PROBLEM DESCRIPTION:
In the copy you make of the entries, no picture should appear, and every word must match.

━━━━

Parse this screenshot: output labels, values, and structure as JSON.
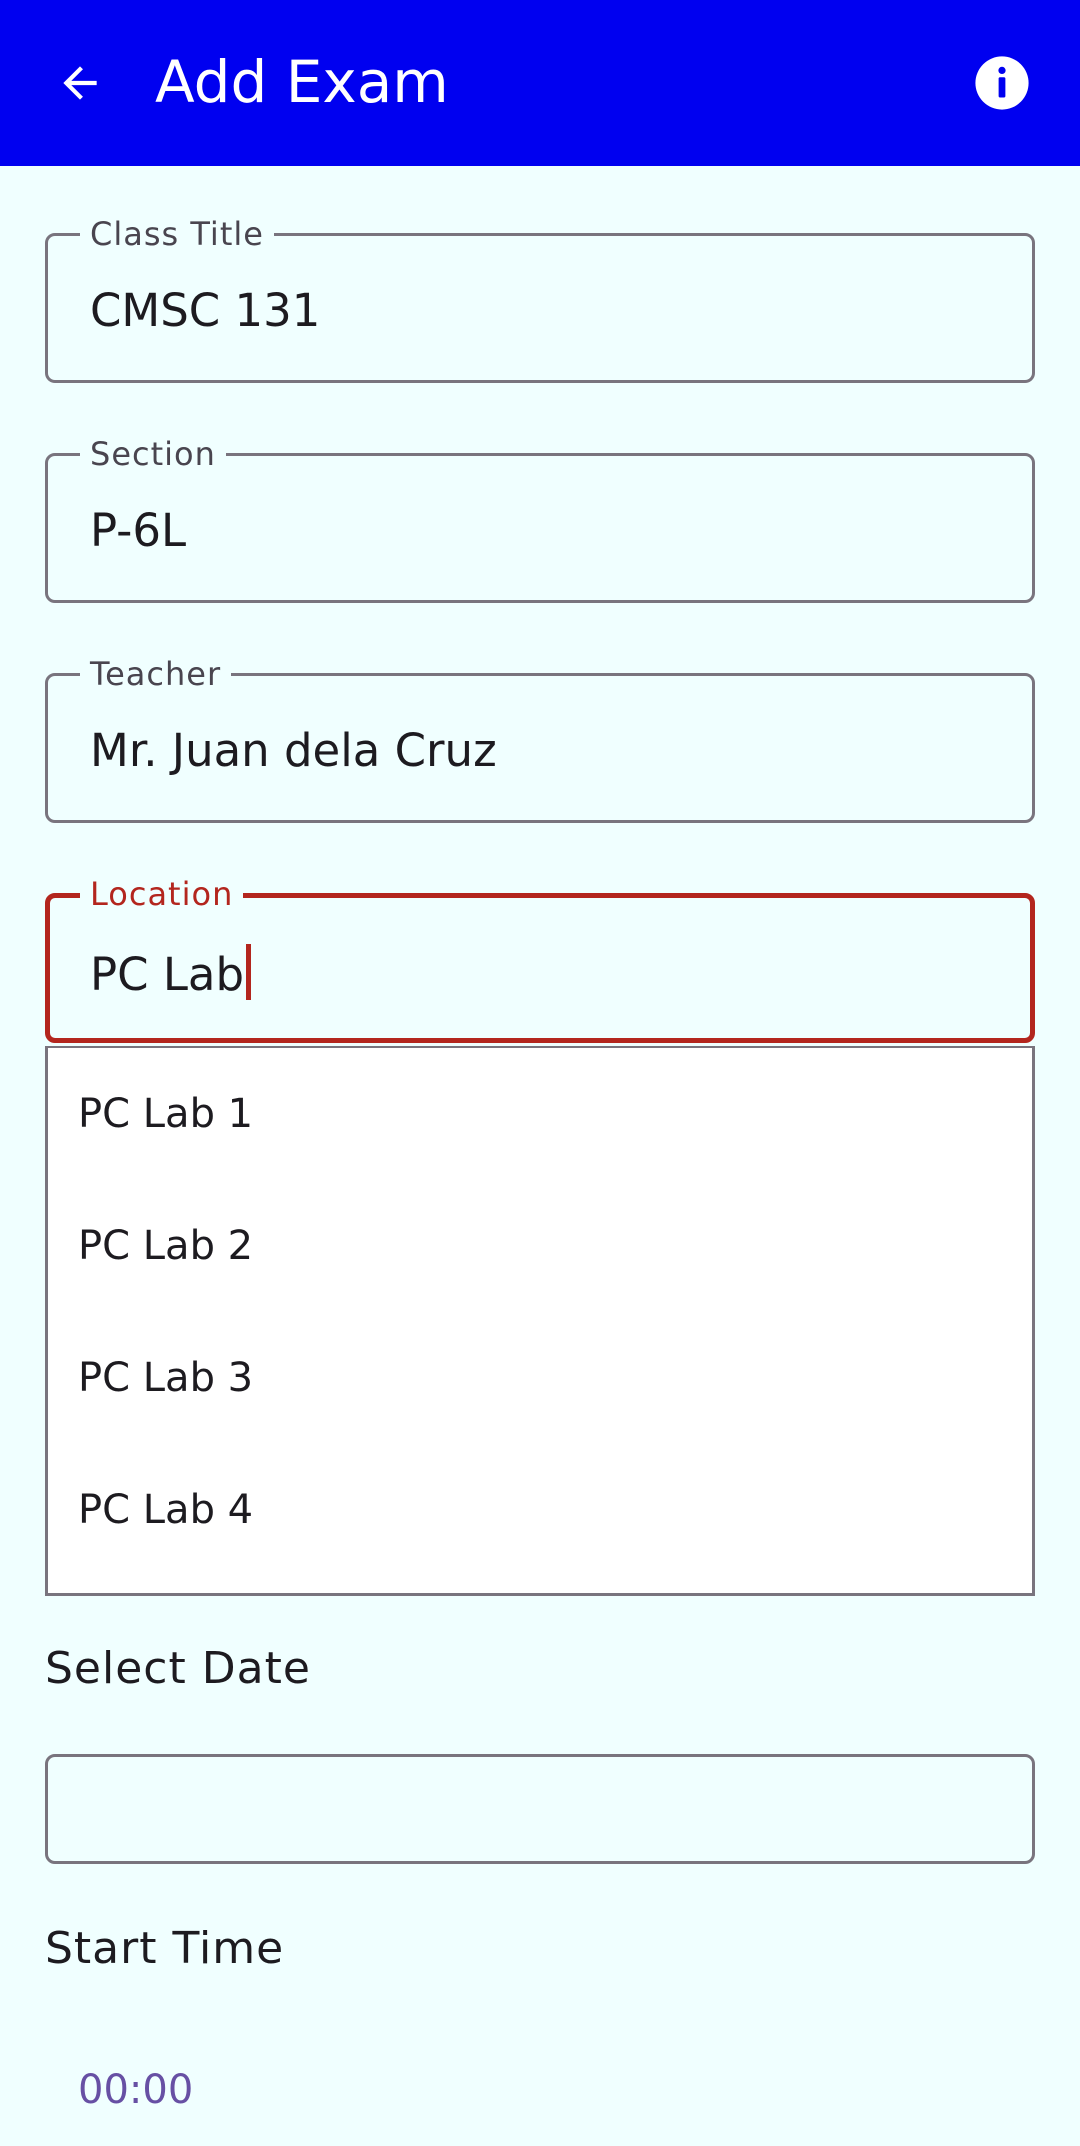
{
  "appbar": {
    "title": "Add Exam",
    "back_icon": "arrow-left-icon",
    "info_icon": "info-circle-icon",
    "background": "#0000F0"
  },
  "form": {
    "class_title": {
      "label": "Class Title",
      "value": "CMSC 131"
    },
    "section": {
      "label": "Section",
      "value": "P-6L"
    },
    "teacher": {
      "label": "Teacher",
      "value": "Mr. Juan dela Cruz"
    },
    "location": {
      "label": "Location",
      "value": "PC Lab",
      "focused": true,
      "accent": "#B3261E"
    }
  },
  "location_suggestions": [
    "PC Lab 1",
    "PC Lab 2",
    "PC Lab 3",
    "PC Lab 4"
  ],
  "date": {
    "label": "Select Date",
    "value": ""
  },
  "start_time": {
    "label": "Start Time",
    "value": "00:00",
    "color": "#6750A4"
  },
  "page_background": "#F0FFFF"
}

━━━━

REPLY:
Parse this screenshot: output labels, values, and structure as JSON.
{
  "appbar": {
    "title": "Add Exam",
    "back_icon": "arrow-left-icon",
    "info_icon": "info-circle-icon",
    "background": "#0000F0"
  },
  "form": {
    "class_title": {
      "label": "Class Title",
      "value": "CMSC 131"
    },
    "section": {
      "label": "Section",
      "value": "P-6L"
    },
    "teacher": {
      "label": "Teacher",
      "value": "Mr. Juan dela Cruz"
    },
    "location": {
      "label": "Location",
      "value": "PC Lab",
      "focused": true,
      "accent": "#B3261E"
    }
  },
  "location_suggestions": [
    "PC Lab 1",
    "PC Lab 2",
    "PC Lab 3",
    "PC Lab 4"
  ],
  "date": {
    "label": "Select Date",
    "value": ""
  },
  "start_time": {
    "label": "Start Time",
    "value": "00:00",
    "color": "#6750A4"
  },
  "page_background": "#F0FFFF"
}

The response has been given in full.